Skip to main content
It looks like you're using Internet Explorer 11 or older. This website works best with modern browsers such as the latest versions of Chrome, Firefox, Safari, and Edge. If you continue with this browser, you may see unexpected results.
InfoGuides | Pepperdine Libraries

FYS: Seeking Truth in a World of Alternative Facts (Forde): Evaluating Sources

This guide has information that will help you conduct your research.

InfoGraphic

Evaluating Sources (3min)

Evaluating Sources

 

 

 

Scholarly v. Popular

A scholarly publication is one in which the content is written by experts in a particular field of study - generally for the purpose of sharing original research or analyzing others' findings. Scholarly work will thoroughly cite all source materials used and is usually subject to "peer review" prior to publication.

 

POP aim to inform a wide array of readers about issues of interest and are much more informal in tone and scope.
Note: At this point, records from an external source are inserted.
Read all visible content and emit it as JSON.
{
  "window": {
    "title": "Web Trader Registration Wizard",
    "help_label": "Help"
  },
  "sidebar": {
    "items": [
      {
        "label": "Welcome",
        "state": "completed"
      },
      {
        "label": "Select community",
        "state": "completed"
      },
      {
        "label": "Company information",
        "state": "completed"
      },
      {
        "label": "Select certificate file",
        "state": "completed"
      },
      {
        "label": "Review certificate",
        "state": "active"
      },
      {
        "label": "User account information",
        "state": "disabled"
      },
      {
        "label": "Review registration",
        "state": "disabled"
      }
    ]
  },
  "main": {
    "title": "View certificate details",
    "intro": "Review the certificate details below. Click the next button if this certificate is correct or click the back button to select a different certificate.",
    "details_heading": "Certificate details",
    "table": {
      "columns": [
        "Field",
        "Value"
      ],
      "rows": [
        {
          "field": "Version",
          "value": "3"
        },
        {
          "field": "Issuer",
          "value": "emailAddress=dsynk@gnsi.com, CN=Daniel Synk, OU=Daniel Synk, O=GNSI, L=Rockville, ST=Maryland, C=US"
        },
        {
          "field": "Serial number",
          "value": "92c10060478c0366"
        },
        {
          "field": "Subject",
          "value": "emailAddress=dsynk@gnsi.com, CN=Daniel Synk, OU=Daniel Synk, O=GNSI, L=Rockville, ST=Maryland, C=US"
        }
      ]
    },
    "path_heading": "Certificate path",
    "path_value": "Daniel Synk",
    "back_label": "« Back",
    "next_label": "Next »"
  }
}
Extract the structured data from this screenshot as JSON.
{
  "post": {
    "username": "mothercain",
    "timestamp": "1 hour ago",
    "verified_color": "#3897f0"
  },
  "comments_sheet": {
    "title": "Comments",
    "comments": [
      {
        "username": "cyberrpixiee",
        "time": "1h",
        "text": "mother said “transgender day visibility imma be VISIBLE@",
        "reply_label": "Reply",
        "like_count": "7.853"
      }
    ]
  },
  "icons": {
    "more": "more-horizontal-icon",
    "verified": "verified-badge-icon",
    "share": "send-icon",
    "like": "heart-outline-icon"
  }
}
Examples include general news, business and entertainment publications such as Time Magazine, Business Weekly, Vanity Fair.

Note, special interest publications which are not specifically written for an academic audience are also considered "popular" i.e., National Geographic, Scientific American, Psychology Today.

A Popular and Scholarly take on the same subject... 

Look at the attached articles from Peace and Conflict Studies  and National Geographic about Ivory funding terror. how are similar, how are they different?